4 Ways Banks are Boosting Cybersecurity in the Face of Increased Crime
There is a rush to improve speed, convenience and user experience in financial interactions, but at what cost to security? While for the most part bankers are positive about their ability to improve their financial performance in 2018 and beyond, evolving risks – particularly cyber risk – are no doubt preoccupying their thoughts. A […]
There is a rush to improve speed, convenience and user experience in financial interactions, but at what cost to security?
While for the most part bankers are positive about their ability to improve their financial performance in 2018 and beyond, evolving risks – particularly cyber risk – are no doubt preoccupying their thoughts. A recent report by professional services firm, EY, puts cybersecurity as the number one priority for banks in the coming year, and it comes as no surprise, especially with Britain’s National Cyber Crime Unit data showing 68% of large UK businesses across sectors were subject to a cybersecurity attack or breach in the past 12 months.
It’s a mounting problem, and the financial services industry needs to fight back. We’ve picked out the four key ways of countering the continuing threat to banks’ cybersecurity – and it’s a case of fighting cyber with cyber.
- Artificial intelligence
Like it is in retail and manufacturing, for example, artificial intelligence (AI) and advanced analytics will play a key role in banking moving forwards.
And the financial services industry is looking to this technology to play a major part in the prevention of cyber attacks, reducing conduct risk and improving monitoring to prevent financial crime. Mitigating such external and internal threats is critical to both business continuity and limiting operating losses, and so AI shouldn’t be overlooked as a key tool in reaching this goal.
- Electronic identification
In order to meet the regulatory technical standards, which will be enforced in September 2019 as part of the European Union’s PSD2 payments legislation, the number of transactions requiring two-factor authentication will rise in the coming months.
What has been deemed by the industry as “Strong Customer Authentication” will be required, and this should result in payments and account access relying on customers providing and using a combination of the following: something they know, like a password; something they have, like a phone or card; and something they are, such as a fingerprint.
More factors equals more security is the industry theory here.
Which leads us neatly on to point three: biometrics.
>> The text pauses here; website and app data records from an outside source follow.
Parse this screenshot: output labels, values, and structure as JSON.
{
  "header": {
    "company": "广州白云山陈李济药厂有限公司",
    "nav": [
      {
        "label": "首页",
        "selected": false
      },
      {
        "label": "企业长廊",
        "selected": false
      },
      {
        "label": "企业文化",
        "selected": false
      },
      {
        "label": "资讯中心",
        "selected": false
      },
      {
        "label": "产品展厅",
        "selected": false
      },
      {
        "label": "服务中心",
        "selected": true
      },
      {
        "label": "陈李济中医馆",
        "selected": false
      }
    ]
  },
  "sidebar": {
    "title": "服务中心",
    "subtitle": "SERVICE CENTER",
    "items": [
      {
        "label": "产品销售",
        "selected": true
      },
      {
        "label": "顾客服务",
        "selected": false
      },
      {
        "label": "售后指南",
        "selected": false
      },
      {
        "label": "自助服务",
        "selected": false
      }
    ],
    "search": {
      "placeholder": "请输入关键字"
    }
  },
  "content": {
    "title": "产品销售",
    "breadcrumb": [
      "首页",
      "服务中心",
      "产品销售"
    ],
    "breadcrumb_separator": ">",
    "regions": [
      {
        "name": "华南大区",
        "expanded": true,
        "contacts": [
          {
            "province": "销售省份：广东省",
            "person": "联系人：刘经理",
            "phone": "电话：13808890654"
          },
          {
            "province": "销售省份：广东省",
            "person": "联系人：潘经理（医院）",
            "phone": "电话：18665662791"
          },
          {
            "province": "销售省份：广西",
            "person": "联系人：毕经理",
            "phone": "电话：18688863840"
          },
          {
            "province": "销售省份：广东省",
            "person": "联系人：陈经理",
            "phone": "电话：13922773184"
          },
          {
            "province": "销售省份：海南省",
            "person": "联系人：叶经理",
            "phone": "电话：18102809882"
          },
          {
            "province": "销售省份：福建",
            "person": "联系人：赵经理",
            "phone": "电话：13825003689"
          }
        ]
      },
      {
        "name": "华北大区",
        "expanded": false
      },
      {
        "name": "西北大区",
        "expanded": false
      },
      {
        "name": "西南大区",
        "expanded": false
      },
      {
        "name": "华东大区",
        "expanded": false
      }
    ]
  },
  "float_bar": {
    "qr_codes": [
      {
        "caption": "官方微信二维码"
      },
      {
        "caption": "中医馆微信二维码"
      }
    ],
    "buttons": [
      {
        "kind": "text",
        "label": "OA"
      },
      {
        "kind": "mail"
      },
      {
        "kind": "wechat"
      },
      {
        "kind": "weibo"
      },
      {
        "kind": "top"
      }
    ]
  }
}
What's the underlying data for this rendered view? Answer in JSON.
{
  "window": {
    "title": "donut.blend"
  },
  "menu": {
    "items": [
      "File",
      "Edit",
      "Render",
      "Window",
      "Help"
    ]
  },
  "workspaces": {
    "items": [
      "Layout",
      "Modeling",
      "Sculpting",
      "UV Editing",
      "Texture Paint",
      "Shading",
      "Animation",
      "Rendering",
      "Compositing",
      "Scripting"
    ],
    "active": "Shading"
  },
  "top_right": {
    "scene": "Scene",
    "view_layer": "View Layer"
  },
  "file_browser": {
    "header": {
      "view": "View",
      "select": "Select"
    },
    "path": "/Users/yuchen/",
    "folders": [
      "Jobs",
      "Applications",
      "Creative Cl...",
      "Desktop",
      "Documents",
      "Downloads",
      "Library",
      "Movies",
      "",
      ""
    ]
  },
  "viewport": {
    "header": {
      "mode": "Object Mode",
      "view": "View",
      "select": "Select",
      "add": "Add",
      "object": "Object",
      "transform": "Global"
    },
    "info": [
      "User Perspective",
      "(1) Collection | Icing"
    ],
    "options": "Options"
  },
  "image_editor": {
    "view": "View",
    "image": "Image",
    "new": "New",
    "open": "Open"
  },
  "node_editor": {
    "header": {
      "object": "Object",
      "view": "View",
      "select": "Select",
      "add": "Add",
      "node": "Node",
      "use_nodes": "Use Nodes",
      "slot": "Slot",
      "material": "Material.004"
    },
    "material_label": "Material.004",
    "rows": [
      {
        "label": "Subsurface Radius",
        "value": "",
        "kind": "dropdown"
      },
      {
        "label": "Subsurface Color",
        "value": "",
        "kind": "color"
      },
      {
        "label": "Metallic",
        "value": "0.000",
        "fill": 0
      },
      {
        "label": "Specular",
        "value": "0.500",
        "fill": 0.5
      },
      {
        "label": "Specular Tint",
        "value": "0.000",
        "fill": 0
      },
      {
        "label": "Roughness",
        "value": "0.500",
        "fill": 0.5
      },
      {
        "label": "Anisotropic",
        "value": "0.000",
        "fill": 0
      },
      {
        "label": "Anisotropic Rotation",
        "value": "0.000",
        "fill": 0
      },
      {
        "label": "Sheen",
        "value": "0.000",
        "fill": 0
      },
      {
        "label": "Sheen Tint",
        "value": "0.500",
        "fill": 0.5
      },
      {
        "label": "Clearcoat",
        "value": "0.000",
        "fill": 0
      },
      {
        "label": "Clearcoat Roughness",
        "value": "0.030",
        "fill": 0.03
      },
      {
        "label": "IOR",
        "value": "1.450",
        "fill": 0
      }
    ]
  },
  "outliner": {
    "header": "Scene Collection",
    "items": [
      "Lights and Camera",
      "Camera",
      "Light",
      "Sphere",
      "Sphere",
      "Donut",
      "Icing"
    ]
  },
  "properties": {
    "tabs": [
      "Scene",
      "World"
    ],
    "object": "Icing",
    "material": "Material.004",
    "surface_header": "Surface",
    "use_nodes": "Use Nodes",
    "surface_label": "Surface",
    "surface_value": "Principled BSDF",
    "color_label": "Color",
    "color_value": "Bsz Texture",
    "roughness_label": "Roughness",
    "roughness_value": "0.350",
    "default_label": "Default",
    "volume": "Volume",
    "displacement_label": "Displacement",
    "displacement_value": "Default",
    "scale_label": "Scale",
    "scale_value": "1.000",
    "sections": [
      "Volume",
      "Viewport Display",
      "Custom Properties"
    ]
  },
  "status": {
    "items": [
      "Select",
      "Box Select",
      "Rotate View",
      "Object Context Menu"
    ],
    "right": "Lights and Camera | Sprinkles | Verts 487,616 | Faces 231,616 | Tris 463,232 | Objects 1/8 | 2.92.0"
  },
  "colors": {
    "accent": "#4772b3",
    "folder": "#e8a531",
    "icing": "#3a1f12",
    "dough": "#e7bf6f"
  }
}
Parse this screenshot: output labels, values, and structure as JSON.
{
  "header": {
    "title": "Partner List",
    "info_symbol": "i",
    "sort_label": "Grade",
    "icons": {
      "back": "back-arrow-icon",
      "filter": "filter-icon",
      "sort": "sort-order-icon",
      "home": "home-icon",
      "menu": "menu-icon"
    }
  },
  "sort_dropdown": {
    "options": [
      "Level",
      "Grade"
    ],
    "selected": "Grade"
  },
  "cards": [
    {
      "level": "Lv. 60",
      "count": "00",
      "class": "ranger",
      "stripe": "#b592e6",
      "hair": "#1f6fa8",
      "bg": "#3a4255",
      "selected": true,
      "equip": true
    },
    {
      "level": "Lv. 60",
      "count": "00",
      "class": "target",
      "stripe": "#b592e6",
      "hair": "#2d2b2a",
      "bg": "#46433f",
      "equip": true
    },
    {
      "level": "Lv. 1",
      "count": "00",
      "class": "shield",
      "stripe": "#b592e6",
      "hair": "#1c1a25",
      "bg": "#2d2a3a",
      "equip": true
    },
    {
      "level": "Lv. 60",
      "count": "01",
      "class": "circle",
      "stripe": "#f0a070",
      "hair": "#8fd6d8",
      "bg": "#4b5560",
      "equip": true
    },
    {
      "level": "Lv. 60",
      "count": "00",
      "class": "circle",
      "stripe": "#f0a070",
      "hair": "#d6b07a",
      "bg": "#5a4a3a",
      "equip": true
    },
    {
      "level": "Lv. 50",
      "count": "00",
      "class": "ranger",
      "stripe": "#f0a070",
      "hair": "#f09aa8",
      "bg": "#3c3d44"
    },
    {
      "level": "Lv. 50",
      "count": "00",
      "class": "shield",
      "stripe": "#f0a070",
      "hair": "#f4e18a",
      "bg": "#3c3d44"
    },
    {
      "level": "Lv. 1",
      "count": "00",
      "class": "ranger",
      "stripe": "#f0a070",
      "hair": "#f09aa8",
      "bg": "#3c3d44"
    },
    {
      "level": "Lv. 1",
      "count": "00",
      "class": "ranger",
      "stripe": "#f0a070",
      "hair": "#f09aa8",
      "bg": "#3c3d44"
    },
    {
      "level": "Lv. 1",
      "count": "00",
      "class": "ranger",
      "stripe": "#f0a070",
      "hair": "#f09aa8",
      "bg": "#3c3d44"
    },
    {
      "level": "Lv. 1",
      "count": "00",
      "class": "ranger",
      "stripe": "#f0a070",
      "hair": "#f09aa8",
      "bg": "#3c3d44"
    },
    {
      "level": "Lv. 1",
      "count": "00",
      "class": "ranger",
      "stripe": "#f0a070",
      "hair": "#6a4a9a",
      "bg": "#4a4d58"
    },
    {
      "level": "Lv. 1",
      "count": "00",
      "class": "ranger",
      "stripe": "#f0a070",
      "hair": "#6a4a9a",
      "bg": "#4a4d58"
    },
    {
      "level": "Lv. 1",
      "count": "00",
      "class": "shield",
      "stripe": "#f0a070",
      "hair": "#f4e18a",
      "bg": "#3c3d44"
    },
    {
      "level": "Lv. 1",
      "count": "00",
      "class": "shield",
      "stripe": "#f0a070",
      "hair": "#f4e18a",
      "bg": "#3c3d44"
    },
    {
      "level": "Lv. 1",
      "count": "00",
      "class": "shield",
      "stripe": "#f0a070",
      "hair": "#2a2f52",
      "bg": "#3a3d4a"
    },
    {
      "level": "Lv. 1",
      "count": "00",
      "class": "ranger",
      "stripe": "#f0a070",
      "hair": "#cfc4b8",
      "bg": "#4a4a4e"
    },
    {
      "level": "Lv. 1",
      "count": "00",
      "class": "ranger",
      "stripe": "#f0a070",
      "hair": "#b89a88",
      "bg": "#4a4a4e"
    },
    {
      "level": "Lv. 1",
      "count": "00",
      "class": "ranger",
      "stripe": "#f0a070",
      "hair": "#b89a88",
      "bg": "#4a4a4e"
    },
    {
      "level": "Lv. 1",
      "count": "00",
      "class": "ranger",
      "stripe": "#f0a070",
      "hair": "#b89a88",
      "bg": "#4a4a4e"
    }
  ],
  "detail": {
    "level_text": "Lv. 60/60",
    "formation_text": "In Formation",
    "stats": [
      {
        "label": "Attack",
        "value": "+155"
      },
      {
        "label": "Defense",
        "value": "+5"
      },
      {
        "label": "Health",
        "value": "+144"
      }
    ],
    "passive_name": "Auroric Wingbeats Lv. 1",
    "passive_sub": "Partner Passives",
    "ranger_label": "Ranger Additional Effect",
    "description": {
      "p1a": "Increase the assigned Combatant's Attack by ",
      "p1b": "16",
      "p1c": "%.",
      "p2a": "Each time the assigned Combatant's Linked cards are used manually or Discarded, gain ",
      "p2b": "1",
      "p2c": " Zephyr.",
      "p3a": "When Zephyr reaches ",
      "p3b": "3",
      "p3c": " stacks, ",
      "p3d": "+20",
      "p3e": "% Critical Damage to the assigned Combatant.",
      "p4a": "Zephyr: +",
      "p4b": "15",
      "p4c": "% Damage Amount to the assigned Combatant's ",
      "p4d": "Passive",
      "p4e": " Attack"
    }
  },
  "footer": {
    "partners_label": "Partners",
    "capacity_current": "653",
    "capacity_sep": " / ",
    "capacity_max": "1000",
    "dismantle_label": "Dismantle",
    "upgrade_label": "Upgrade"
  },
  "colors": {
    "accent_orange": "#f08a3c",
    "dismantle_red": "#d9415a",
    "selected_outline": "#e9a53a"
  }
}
This push for two-factor authentication and new electronic identification will pave the way for more biometrics use. With some of the largest players in card payments, including Mastercard, investing heavily in such solutions, we expect others to start to follow suit.
As Ajay Bhalla, President for global enterprise risk and security at Mastercard puts it: “The use of passwords to authenticate someone is woefully outdated, with consumers forgetting them and retailers facing abandoned shopping baskets.
“In payments technology this is something we’re closing in on as we move from cash to card, password to thumbprint, and beyond to innovative technologies, such as AI.”
According to the EY research report, 20-40% of financial service providers are investing in Blockchain now and are planning to increase investment, while approximately the same percentage are investing now but planning to reduce expenditure.
Either way, it shows that Blockchain is very much on the agenda for banks. The main attraction of Blockchain is that it creates an indelible audit trail which is distributed across multiple servers, so there’s no single weak link for cyber attackers to target. This provides banks with unparalleled transparency and increases trust.
Blockchain also has the potential to make a complex global financial system less complicated and reduce the number of middlemen involved in the transferring of money.
So, that’s the technology on offer, but what are the next steps?
Unless banks collaborate more with their peers, or improve their use of the wider ecosystem, the required investment in advanced technologies to address issues of growing cybercrime will be substantial and could strain their ability improve financial performance and grow their businesses.
And, as bank leadership teams focus on investing in the relevant people and technology – and it is the combination of both that’s crucial here – to enhance cybersecurity, they may struggle to find the right skill sets or the right methods for integrating cyber experts into their organisations.
Raising their knowledge of the technology available to help stem the tidal wave of cyber threats is a key requirement for banks, if they don’t want to end up washed up on the shore as a result of their defences being breached.